Mr. President, you may also consider dismantling the nepotistic and sectional machinery of your administration and install an all-inclusive government that reflects Nigeria’s ethno-geographic and religious plurality to command national loyalty. A renewed atmosphere of national unity, wherein no individual will be treated less Nigerian than the other on the basis of religion, ethnicity or geography of origin, has become imperative to douse tension and anger in the land. As part of the confidence building measures of your administration, Mr. President may further consider increasing the frequency of his visits to the states of the Nigerian federation across the six geo-political zones, in order to give every section of Nigeria the much needed sense of belonging.

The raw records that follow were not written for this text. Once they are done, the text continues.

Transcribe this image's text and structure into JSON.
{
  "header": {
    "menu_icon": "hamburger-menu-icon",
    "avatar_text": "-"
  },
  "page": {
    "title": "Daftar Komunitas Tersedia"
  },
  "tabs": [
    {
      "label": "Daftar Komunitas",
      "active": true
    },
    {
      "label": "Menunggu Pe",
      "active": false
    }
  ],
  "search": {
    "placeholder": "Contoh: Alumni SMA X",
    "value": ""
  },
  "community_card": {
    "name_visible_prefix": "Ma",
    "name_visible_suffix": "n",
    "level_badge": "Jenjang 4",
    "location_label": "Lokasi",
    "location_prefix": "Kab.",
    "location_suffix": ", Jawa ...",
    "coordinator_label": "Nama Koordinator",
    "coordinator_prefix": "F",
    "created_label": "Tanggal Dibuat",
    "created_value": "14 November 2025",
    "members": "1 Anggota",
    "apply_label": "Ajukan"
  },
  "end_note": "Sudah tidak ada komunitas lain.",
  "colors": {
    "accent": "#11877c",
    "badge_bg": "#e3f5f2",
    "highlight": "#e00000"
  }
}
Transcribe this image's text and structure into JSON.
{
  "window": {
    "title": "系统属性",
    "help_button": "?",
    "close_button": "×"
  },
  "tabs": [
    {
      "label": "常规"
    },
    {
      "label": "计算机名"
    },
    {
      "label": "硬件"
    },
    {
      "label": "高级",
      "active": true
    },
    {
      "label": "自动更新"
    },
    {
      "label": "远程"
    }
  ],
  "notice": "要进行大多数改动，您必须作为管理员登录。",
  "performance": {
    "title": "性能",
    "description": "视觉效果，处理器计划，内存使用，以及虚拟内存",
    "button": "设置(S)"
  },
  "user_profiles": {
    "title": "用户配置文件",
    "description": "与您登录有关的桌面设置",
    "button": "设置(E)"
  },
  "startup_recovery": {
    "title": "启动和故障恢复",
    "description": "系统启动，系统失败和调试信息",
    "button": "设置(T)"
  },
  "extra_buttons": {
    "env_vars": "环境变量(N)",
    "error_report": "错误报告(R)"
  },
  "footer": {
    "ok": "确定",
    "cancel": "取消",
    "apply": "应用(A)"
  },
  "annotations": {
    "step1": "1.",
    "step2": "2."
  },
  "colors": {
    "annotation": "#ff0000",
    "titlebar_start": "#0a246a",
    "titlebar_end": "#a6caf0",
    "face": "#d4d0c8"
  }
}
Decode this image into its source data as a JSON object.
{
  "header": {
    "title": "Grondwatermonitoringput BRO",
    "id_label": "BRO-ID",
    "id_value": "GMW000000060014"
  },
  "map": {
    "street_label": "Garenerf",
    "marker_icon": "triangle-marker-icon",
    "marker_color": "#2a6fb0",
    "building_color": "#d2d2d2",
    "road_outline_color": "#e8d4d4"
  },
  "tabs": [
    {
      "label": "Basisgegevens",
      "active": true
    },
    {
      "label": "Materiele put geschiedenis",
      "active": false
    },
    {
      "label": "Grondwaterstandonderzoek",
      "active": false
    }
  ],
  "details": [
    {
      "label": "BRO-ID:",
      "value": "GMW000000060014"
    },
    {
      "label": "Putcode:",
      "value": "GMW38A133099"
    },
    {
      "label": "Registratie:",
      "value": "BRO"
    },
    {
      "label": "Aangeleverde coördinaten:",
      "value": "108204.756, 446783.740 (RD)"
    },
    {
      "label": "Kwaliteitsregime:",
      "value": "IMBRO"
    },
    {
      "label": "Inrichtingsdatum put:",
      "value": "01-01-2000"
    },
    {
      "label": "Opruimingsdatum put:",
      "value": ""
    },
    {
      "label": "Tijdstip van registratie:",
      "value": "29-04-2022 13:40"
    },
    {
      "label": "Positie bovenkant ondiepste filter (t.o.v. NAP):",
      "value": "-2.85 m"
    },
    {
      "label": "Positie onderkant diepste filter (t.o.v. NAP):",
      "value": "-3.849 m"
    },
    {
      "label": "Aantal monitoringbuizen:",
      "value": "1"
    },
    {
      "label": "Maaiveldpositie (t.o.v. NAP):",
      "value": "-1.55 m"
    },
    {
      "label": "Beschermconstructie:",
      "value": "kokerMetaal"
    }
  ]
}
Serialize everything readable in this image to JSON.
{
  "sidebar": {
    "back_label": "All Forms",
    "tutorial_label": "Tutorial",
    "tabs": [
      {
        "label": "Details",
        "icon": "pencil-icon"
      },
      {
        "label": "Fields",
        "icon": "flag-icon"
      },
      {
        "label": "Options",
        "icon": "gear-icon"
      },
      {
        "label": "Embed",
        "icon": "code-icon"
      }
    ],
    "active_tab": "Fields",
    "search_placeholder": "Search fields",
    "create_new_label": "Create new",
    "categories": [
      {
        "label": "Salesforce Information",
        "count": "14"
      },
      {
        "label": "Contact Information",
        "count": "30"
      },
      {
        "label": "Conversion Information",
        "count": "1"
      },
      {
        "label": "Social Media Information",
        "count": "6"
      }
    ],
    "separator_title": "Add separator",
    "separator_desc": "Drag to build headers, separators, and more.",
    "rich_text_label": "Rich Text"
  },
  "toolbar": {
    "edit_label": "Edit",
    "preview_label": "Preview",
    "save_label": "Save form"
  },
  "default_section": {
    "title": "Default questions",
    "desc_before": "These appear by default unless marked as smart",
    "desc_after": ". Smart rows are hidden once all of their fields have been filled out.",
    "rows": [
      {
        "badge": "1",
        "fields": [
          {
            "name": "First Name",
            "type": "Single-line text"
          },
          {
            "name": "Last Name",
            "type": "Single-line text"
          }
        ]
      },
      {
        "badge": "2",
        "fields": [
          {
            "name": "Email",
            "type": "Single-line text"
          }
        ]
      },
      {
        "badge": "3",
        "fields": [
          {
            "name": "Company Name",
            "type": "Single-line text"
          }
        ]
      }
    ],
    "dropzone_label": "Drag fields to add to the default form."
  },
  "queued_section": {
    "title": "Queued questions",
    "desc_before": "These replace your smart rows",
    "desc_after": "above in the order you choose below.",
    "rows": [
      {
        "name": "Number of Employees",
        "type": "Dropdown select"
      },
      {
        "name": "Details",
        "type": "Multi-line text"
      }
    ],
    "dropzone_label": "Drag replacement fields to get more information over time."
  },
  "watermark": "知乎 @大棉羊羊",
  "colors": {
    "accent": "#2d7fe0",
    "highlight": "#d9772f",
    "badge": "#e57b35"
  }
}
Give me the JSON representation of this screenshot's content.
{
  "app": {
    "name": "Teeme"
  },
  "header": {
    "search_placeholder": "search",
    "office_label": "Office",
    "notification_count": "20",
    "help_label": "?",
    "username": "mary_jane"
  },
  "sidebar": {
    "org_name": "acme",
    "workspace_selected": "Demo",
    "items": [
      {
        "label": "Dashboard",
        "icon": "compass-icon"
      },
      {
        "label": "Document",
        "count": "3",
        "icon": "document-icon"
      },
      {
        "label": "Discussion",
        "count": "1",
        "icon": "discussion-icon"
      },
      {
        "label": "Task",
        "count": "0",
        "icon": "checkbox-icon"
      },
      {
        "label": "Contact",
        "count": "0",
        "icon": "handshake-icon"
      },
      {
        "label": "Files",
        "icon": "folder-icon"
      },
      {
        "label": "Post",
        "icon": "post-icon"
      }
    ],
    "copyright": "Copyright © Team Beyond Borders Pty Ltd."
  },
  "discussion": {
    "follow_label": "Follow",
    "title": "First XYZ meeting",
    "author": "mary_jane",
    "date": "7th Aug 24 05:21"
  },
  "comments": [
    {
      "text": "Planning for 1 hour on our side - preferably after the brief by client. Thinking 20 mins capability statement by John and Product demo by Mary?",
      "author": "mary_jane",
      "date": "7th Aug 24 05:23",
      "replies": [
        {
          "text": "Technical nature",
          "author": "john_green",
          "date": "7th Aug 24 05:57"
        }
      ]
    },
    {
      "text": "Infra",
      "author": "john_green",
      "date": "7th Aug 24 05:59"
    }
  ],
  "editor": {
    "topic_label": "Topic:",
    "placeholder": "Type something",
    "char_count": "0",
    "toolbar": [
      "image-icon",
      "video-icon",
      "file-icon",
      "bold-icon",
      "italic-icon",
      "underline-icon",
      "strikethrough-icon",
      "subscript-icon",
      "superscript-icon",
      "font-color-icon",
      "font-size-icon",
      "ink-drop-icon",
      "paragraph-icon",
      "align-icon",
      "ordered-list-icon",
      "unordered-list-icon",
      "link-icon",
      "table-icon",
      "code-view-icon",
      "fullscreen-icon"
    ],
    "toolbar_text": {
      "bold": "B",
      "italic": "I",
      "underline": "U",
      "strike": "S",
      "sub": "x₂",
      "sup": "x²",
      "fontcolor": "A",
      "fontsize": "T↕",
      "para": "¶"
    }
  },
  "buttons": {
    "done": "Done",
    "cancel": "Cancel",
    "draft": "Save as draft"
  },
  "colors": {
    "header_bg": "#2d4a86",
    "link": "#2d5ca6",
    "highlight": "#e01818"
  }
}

Whereas, it has been my considered view that the problem of Nigeria is not so much about the structure but its operation, it has become important to take a second look at the issue of restructuring. Mr. President, the agitation for restructuring has become heightened precisely because its operation in the last five years of your administration has been the worse in the sixty years of Nigeria’s independence. Therefore, you can no longer ignore the agitations and expressions of concern for a better structure that serves the interests of Nigerians, irrespective of ethno-geographic or religious divides. To this end, after due consultations with the National Council of State and other relevant organs of government, Mr. President, you may consider the setting up of a national conference of the representatives of the peoples of Nigeria to have a dialogue on the formation of a just, equitable and fair structure for the Nigerian state. This avenue for dialogue by different legitimate interest groups will further douse the tension in the land, as it will afford Nigerians the opportunity to “jaw jaw” rather than “war war.” The recommendations from this conference should be forwarded as an executive bill to the National Assembly to effect a constitutional amendment to that effect.
If taken, these few steps will take the wind out of sail of the widespread protest and avert an outright insurrection that may result in the collapse of the Nigerian state as we know it today. In conclusion, as a loyal citizen of Nigeria who supported your aspirations to be president of my country between 2003 and 2015, I want to reiterate the fact that I love my dear President Muhammadu Buhari, but I love Nigeria more.